The book has three major sections: the important paraphrases, prose versions of the play, and background as well as characterization. It is imperative to have learnt the specific scenes beforehand in class, to get a truly rounded understanding of Shakespeare’s ‘The Merchant of Venice’, and to be able to connect the paraphrases lines, or the novel-form acts.
Paraphrases are meant for one purpose : to simplify the text in English. The Acts in prose, however, are important for more than that reason – they help imagine the scene due to complete descriptions of setting and costume, actions and expressions, which are not as detailed within the play version, the simple reason being that the play was written to be enacted and all these details would be clearly visible to the audience. Reading the prose section also provides a method for quick revision, through mention of most details
as present in the play, and with the added benefit of smooth flowing action which makes memorizing the sequence of events easier.
The last section includes characterization, and certain themes and backgrounds that I have found to be quite interesting and useful. After all, we learn Literature in school to better our own thought and mindset, understand perspectives and history, and so much more. It’s not just an exam. Keep in mind that the interpretations of character are my own, and if taught something else in school, stick to the teacher’s words. My descriptions are here to add another view on the behaviors and personalities of these characters, and if
you agree with what I have written, you may use these exact words at your own discretion.
Do go through the backgrounds as they provide meaningful context for why
certain things are said, or why Shylock as a Jew plays the role of a villain, especially from the eyes of the Christian majority in Elizabethan England.
On that note, onward!
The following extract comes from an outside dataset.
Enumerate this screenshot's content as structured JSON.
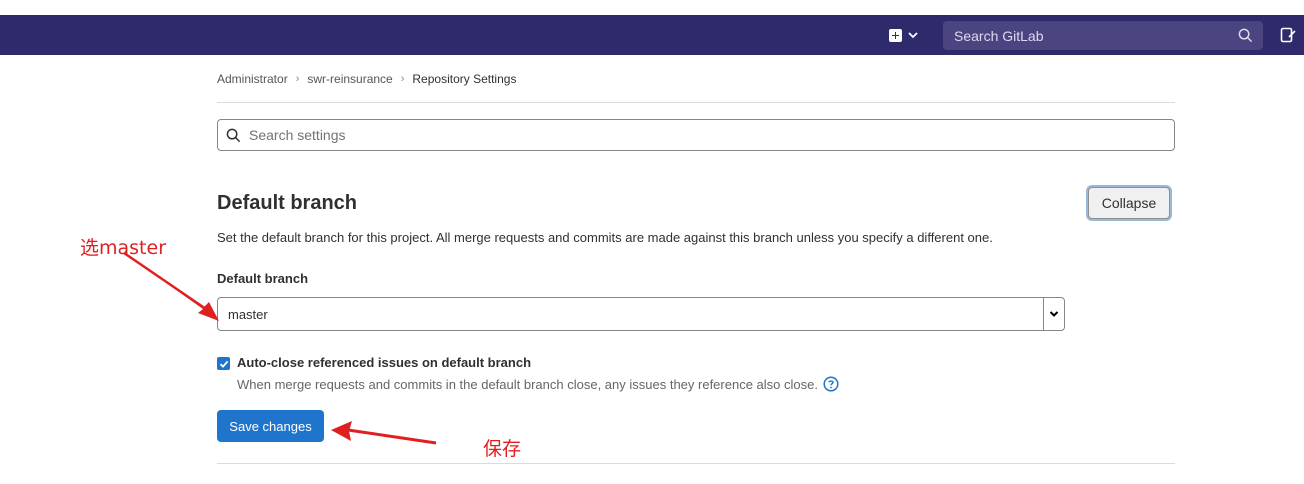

I do hope this book will provide the help you need while
studying ‘The Merchant of Venice’.
Table of Contents :
1. Act I : Scene 1/2/3 | 1 − 11
2. Act 1 : A Simplification in Prose | 12 − 32
3. Act II : Scene 1/2/3/4/5/6/7/8/9 | 33 − 46
4. Act 2 : A Simplification in Prose | 47 − 78
5. Act III : Scene 1/2/3/4/5 | 79 − 89
6. Act 3 : A Simplification in Prose | 90 − 114
7. Act IV : Scene 1/2 | 115 − 121
8. Act 4 : A Simplification in Prose | 122 − 139
9. Act V : Scene I | 140 − 143
10. Act 5 : A Simplification in Prose | 144 − 160
11. Analyzing Character | 161 − 167
12. Analyzing Setting | 168 − 179